▶ _WHAT THIS TASK INVOLVES_
Within the records that follow, find every line containing the string "content". Copy those lines.

▶ _GIVEN ENTRIES_
* * *
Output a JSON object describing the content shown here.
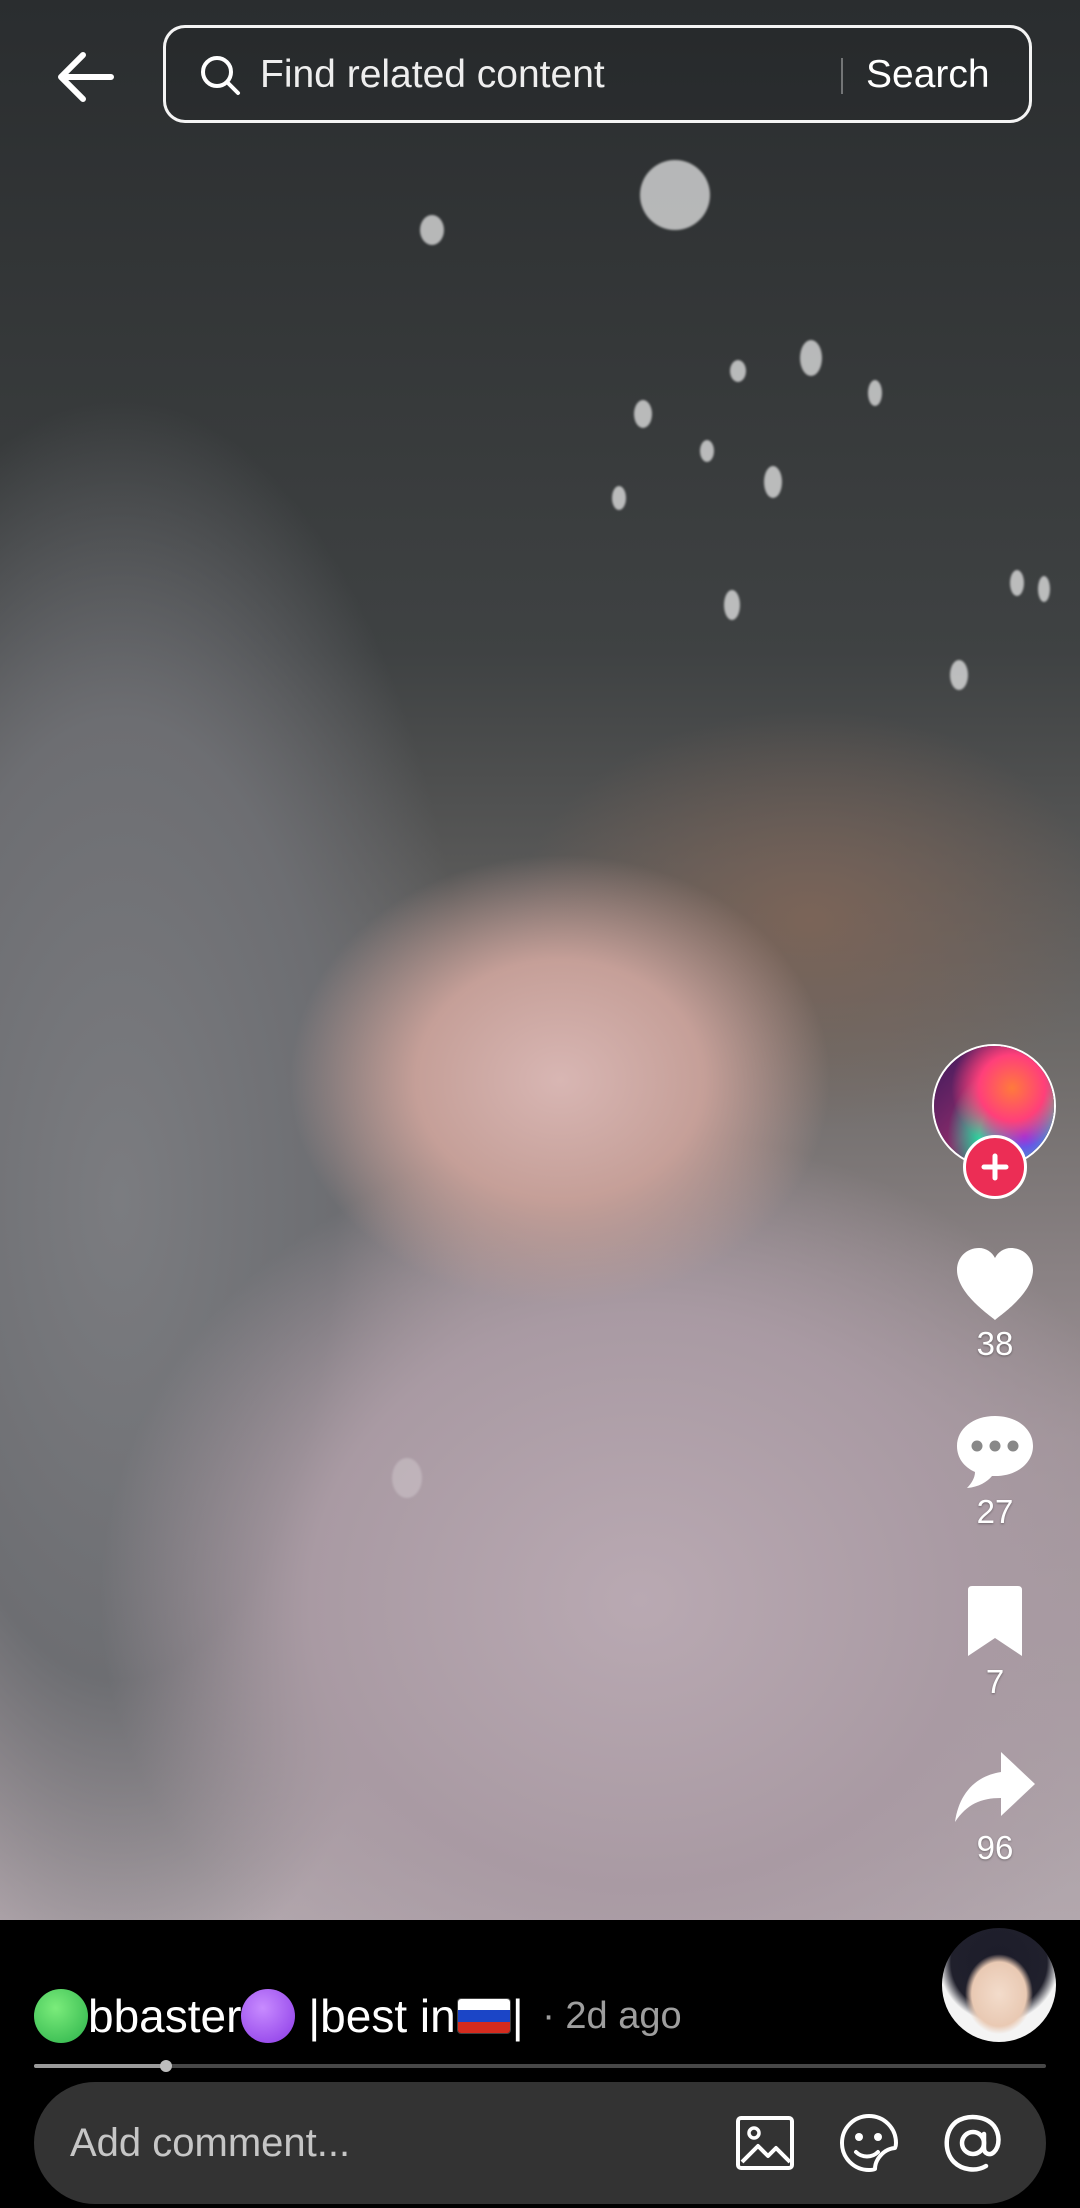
{
  "top_bar": {
    "back_icon": "arrow-left-icon",
    "search_placeholder": "Find related content",
    "search_button": "Search"
  },
  "video": {
    "description": "Full-screen vertical video"
  },
  "actions": {
    "creator_avatar_icon": "creator-avatar",
    "follow_icon": "plus-icon",
    "like": {
      "icon": "heart-icon",
      "count": "38"
    },
    "comment": {
      "icon": "comment-bubble-icon",
      "count": "27"
    },
    "favorite": {
      "icon": "bookmark-icon",
      "count": "7"
    },
    "share": {
      "icon": "share-arrow-icon",
      "count": "96"
    }
  },
  "caption": {
    "name": "bbaster",
    "tagline": " |best in",
    "tail": "|",
    "time": " · 2d ago"
  },
  "progress": {
    "fraction": 0.13
  },
  "comment_bar": {
    "placeholder": "Add comment...",
    "image_icon": "image-icon",
    "sticker_icon": "sticker-icon",
    "mention_icon": "at-mention-icon"
  },
  "colors": {
    "follow_red": "#ec2d55",
    "comment_bar_bg": "#333333"
  }
}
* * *
▶ _ANSWER TO THIS PROBLEM_
Output a JSON object describing the content shown here.
    "search_placeholder": "Find related content",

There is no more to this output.